Try it: Starting from the first line below, count the lines carrying the string "value" and answer with the count by itself.

Data to use:
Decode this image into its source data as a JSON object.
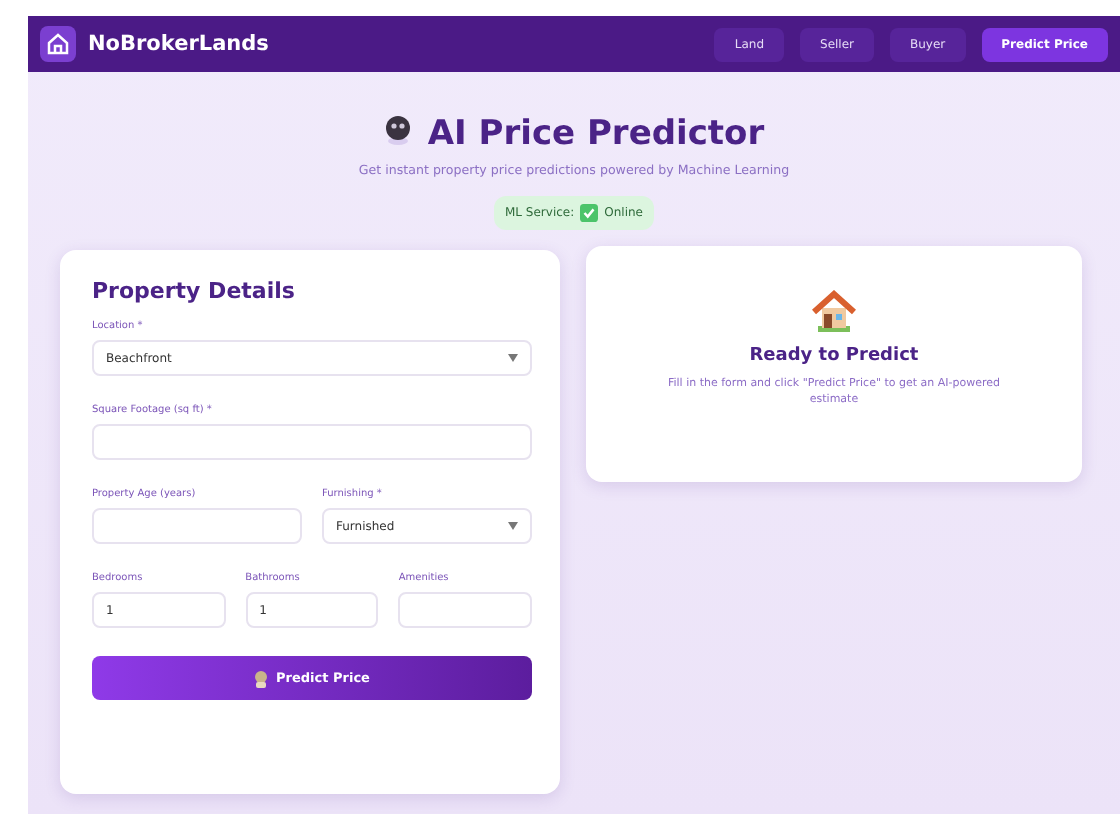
{
  "navbar": {
    "brand": "NoBrokerLands",
    "links": [
      {
        "label": "Land",
        "selected": false
      },
      {
        "label": "Seller",
        "selected": false
      },
      {
        "label": "Buyer",
        "selected": false
      },
      {
        "label": "Predict Price",
        "selected": true
      }
    ]
  },
  "header": {
    "title": "AI Price Predictor",
    "subtitle": "Get instant property price predictions powered by Machine Learning",
    "service_label": "ML Service:",
    "service_status": "Online"
  },
  "form": {
    "title": "Property Details",
    "rows": [
      [
        {
          "label": "Location *",
          "kind": "select",
          "value": "Beachfront"
        }
      ],
      [
        {
          "label": "Square Footage (sq ft) *",
          "kind": "input"
        }
      ],
      [
        {
          "label": "Property Age (years)",
          "kind": "input"
        },
        {
          "label": "Furnishing *",
          "kind": "select",
          "value": "Furnished"
        }
      ],
      [
        {
          "label": "Bedrooms",
          "kind": "input",
          "value": "1"
        },
        {
          "label": "Bathrooms",
          "kind": "input",
          "value": "1"
        },
        {
          "label": "Amenities",
          "kind": "input"
        }
      ]
    ],
    "submit": "Predict Price"
  },
  "result": {
    "title": "Ready to Predict",
    "message": "Fill in the form and click \"Predict Price\" to get an AI-powered estimate"
  }
}
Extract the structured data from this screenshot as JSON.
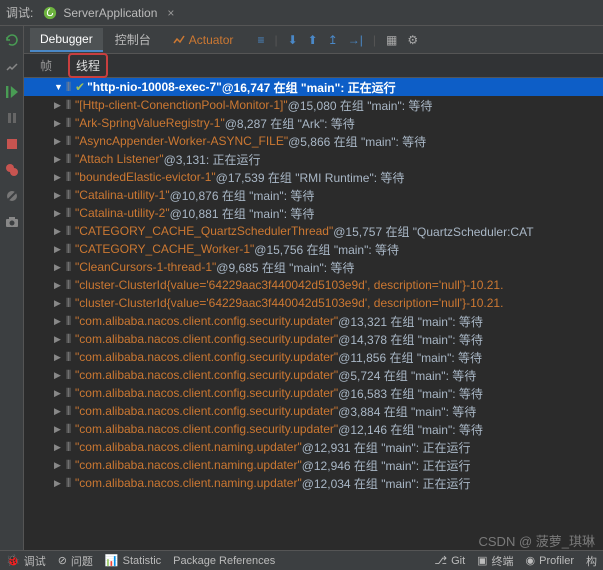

Final answer: 4